“Every October we have the Blessing of the Pets and because of more parents working it seems to be harder for them to come to school that day. Mrs. (Kristen) Stoll and I thought about how we could make sure all the children had a pet to bless, so we came up with the pet rock idea,” said Keri Zendejas, who teaches preschool for 4-year-olds.
“With that one little idea came a flood of other activities to include. We decided that the children will be adopting their rock. Adoption is something that is near and dear to my heart as my youngest son is adopted.”
The Blessing of the Pets is held Oct. 4 in honor of St. Francis of Assisi, the patron saint of ecologists. Gail Reynolds, interim director of the center, said St. Francis is known for his boundless love of animals and plants.

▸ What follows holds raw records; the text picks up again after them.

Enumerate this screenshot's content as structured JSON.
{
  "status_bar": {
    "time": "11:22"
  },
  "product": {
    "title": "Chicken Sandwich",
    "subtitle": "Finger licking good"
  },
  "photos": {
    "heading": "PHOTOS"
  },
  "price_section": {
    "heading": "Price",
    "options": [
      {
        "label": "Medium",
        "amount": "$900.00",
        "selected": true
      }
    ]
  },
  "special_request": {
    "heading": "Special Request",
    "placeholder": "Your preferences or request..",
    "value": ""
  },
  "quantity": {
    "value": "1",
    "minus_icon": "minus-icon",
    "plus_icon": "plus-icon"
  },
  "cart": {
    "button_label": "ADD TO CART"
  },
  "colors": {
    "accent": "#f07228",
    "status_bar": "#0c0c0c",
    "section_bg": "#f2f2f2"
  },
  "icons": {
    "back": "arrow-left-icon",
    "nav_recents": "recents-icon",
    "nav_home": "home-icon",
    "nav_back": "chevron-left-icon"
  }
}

Both of the classes for 4-year-old preschoolers participated in the pet rock project.
“Each child had to pick out a rock, bathe their rock and then put their rock in the nursery until they had time to paint and decorate their rock. After their rocks were painted, eyes added as well as some hair and ‘bling.’ We had to name them, figure out their favorite things and weigh them using a balance scale,” said Zendejas, whose preschool aide is Stoll.
The students also created a habitat for their pet rocks. Reynolds said the preschoolers drew on shoe boxes and included items to make the rocks “more comfortable,” such as yarn and blankets.
After decorating the homes, each child was given a Capri Sun wallet. Zendejas said the students “counted out six rock dollars which they had to use to purchase a leash and a blanket for their pet.”
“Then it was time for the official adoption,” she added.
NCS President Martin Linder finalized the adoptions for the morning class while local attorney Brian Lonz handled the proceedings in the afternoon.
“Each child was presented an adoption certificate,” Zendejas said.
The Rev. Francis Mariadas, of St. Mary Mother of the Redeemer, blessed the pet rocks.
“It was a great lesson that we all enjoyed,” Zendejas said.
Reynolds said the unit taught the students how to care for a pet and with each one creating a pet rock, every 4-year-old could participate in the Blessing of the Pets.
“Everyone had something to be blessed,” she added. “I think it was awesome. I think they really enjoyed it. … It was a very fun unit.”